Figure 7: The aluminium frame for the machine, sans all internals. It’s deeply pocketed, hopefully it doesn’t implode when hit! Mount holes are present on the front face for future wedges/forks
Carbon was chosen for the top and bottom covers, chosen for a light weight along with looking slick. The top and bottom are pocketed into the chassis rails to try and stave off the chance of either getting obliterated in a glancing shot. The baseplate In particular might still explode if hit by a vert, but at least that’ll be entertaining. The whole frame bolts together and has finger tabs to try and take loads off the M4 fixings holding everything together. If a part is damaged beyond repair, then it can be swapped out although the hope is that a single chassis should be good for a couple of events.
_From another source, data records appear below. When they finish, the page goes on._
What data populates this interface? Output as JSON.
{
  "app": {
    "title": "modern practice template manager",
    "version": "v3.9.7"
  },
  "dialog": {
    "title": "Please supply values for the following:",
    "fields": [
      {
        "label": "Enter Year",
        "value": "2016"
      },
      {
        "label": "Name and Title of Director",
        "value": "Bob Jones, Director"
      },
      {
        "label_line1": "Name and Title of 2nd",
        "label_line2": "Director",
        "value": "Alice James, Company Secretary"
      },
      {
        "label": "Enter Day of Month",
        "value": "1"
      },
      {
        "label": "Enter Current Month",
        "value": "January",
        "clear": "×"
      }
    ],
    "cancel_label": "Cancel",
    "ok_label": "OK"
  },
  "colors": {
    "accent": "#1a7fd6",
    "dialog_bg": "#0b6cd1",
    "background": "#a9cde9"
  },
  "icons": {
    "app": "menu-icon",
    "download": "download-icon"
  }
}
We’ll see how that goes in practice.
Figures 8: Pockets big enough for all your daily accessories
The robot will have 4WD, with the front wheels slaved off the rears using a round belt setup. Slightly smaller fronts are partly to allow clearance space with the rears and partly for looks. They run on a M6 bolt, and can be removed to make weight for front setups if a wedge or somesuch is needed. The wheels themselves will be 3D prints, with hex hubs on the rear that I’ll make up from some hex bar off eBay (again). I’m going to try EPDM strips for a “tyre” surface, we’ll see how that goes. We use it a lot at work for flooring, it wears well and is grippy. How it works as a traction surface, I’ll report back!
As it stands, the disc setup is all done and I’m happy with it. The frame is CNC’d, done out in China and seems very nicely machined. The top and bottom are here, the drive is in, drive ESCs are in and the weapon motor is sourced. It needs a bit of 3D printing to get the wheels etc made up, and a weapon ESC. I’m thinking one of Euan’s 50A VESCs for the weapon as I could later use that in the fabled Vega 2. Then the fork situation needs worked out, what the plan is and how I fancy doing that. It will have some sort of fork option, as well a wedge hopefully, but the specifics of those are still up in the air for now.
Figure 9: I’d call the frame “figure hugging” around the internals
Figures 10: Close up feat. the space for the A50S VESC and receiver
Figure 11: Carbon - looks cool; may explode
I’m hoping to get this all together over summer, and hopefully make some BBB events this year! If I’m dragging on that, I need the community to hurl abuse at me until it’s done so please remember to do this. Hopefully, I’ll be back with some running progress on this soon.